The Beatles’ generosity and camaraderie on tour meant that Evans played a much bigger role than just a hired helper. Along with carrying important supplies like aspirin, condoms, and guitar picks, he also served as a trusted source for drugs and women while traveling to various hotels. He was also a confidant and actively participated in many of the group’s early adventures. During their stay at the Delmonico hotel in 1964, Bob Dylan introduced the band to marijuana and Evans not only joined in, but was also asked by Paul McCartney to document their first experiences with being high. The next day, they discovered that Evans had only written down one sentence: “There are seven levels.” At the ashram in Rishikesh, Evans handled media interactions and organized breakfast for Ringo Starr and a birthday party for George Harrison. He even found time to collaborate on a song with Donovan and go on a tiger hunt. Evans also claimed that after hours of meditation, McCartney told him that he had a vision of Evans standing by his bedside, repeating comforting words: “Let it be, let it be.”
As the 500-page history unfolds, slowly but surely, towards its tragic conclusion – Evans and his family were ultimately undone by the intensity of their wild and chaotic experiences – it serves as a cautionary tale. The Beatles made their success look effortless, leading Evans to believe he could achieve the same. After the band’s breakup, he dabbled in producing and songwriting (with his own recollections of working with George and Ringo). In 1975, he was delighted to be asked to be the featured guest at “Beatlefest”, a fan event in New York. He was scheduled to reminisce on stage for half an hour, but the audience refused to let him go: “They had to forcibly remove me in the end, because the crowd was so supportive,” he recalled.
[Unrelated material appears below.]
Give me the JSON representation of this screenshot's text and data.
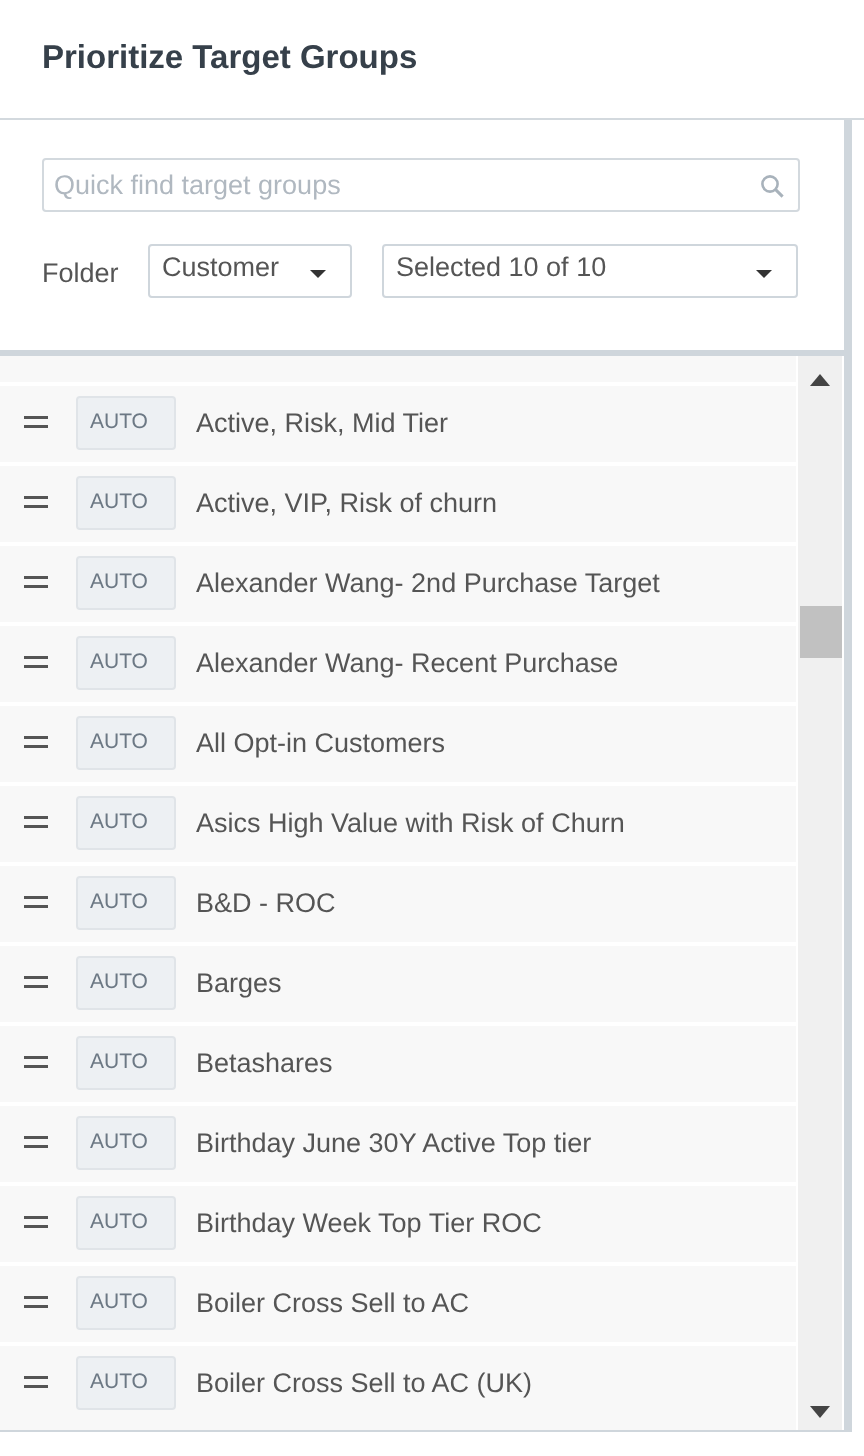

In many ways, this book captures the same shift in focus that the event represented – Evans’ proximity to world-changing talent, yet also his distance from it. “It was like being a Beatle for a weekend,” he wrote at the time. It was, and it wasn’t.